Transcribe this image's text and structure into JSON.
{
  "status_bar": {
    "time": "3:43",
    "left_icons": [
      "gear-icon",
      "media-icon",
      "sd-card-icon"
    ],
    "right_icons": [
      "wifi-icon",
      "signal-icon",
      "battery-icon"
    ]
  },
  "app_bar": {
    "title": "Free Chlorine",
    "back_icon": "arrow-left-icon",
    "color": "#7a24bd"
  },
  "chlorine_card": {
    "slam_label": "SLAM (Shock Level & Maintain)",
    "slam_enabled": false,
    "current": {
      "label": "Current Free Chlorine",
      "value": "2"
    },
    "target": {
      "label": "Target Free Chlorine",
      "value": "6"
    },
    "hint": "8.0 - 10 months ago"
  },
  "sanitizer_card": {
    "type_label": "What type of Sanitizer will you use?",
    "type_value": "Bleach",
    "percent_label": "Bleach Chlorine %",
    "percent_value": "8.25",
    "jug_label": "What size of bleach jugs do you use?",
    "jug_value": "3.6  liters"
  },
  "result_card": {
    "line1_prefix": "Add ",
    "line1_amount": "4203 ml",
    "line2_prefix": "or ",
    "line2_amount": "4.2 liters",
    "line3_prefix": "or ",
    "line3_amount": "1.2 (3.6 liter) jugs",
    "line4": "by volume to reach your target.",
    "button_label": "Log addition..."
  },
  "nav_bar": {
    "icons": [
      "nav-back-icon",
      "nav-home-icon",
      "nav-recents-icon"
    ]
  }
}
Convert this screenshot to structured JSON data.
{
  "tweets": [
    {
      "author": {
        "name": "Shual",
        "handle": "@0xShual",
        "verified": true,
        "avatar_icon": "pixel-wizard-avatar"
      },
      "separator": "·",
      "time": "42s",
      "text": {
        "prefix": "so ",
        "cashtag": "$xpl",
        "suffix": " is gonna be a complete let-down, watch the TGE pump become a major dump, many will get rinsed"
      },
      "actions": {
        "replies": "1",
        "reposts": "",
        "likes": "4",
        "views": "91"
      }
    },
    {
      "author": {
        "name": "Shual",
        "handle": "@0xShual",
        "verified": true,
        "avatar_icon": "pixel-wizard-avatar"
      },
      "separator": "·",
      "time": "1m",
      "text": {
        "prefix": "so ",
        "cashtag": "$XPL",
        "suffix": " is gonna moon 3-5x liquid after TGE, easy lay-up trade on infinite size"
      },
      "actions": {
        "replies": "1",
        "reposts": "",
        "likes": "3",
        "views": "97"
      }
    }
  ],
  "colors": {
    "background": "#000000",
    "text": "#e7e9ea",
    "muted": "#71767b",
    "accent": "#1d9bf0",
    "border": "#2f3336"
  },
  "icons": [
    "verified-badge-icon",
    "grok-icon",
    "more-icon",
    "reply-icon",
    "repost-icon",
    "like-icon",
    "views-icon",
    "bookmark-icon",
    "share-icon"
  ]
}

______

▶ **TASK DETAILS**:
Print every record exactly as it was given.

▶ **ANSWER AREA**:
Transcribe this image's text and structure into JSON.
{
  "status_bar": {
    "time": "3:43",
    "left_icons": [
      "gear-icon",
      "media-icon",
      "sd-card-icon"
    ],
    "right_icons": [
      "wifi-icon",
      "signal-icon",
      "battery-icon"
    ]
  },
  "app_bar": {
    "title": "Free Chlorine",
    "back_icon": "arrow-left-icon",
    "color": "#7a24bd"
  },
  "chlorine_card": {
    "slam_label": "SLAM (Shock Level & Maintain)",
    "slam_enabled": false,
    "current": {
      "label": "Current Free Chlorine",
      "value": "2"
    },
    "target": {
      "label": "Target Free Chlorine",
      "value": "6"
    },
    "hint": "8.0 - 10 months ago"
  },
  "sanitizer_card": {
    "type_label": "What type of Sanitizer will you use?",
    "type_value": "Bleach",
    "percent_label": "Bleach Chlorine %",
    "percent_value": "8.25",
    "jug_label": "What size of bleach jugs do you use?",
    "jug_value": "3.6  liters"
  },
  "result_card": {
    "line1_prefix": "Add ",
    "line1_amount": "4203 ml",
    "line2_prefix": "or ",
    "line2_amount": "4.2 liters",
    "line3_prefix": "or ",
    "line3_amount": "1.2 (3.6 liter) jugs",
    "line4": "by volume to reach your target.",
    "button_label": "Log addition..."
  },
  "nav_bar": {
    "icons": [
      "nav-back-icon",
      "nav-home-icon",
      "nav-recents-icon"
    ]
  }
}
Convert this screenshot to structured JSON data.
{
  "tweets": [
    {
      "author": {
        "name": "Shual",
        "handle": "@0xShual",
        "verified": true,
        "avatar_icon": "pixel-wizard-avatar"
      },
      "separator": "·",
      "time": "42s",
      "text": {
        "prefix": "so ",
        "cashtag": "$xpl",
        "suffix": " is gonna be a complete let-down, watch the TGE pump become a major dump, many will get rinsed"
      },
      "actions": {
        "replies": "1",
        "reposts": "",
        "likes": "4",
        "views": "91"
      }
    },
    {
      "author": {
        "name": "Shual",
        "handle": "@0xShual",
        "verified": true,
        "avatar_icon": "pixel-wizard-avatar"
      },
      "separator": "·",
      "time": "1m",
      "text": {
        "prefix": "so ",
        "cashtag": "$XPL",
        "suffix": " is gonna moon 3-5x liquid after TGE, easy lay-up trade on infinite size"
      },
      "actions": {
        "replies": "1",
        "reposts": "",
        "likes": "3",
        "views": "97"
      }
    }
  ],
  "colors": {
    "background": "#000000",
    "text": "#e7e9ea",
    "muted": "#71767b",
    "accent": "#1d9bf0",
    "border": "#2f3336"
  },
  "icons": [
    "verified-badge-icon",
    "grok-icon",
    "more-icon",
    "reply-icon",
    "repost-icon",
    "like-icon",
    "views-icon",
    "bookmark-icon",
    "share-icon"
  ]
}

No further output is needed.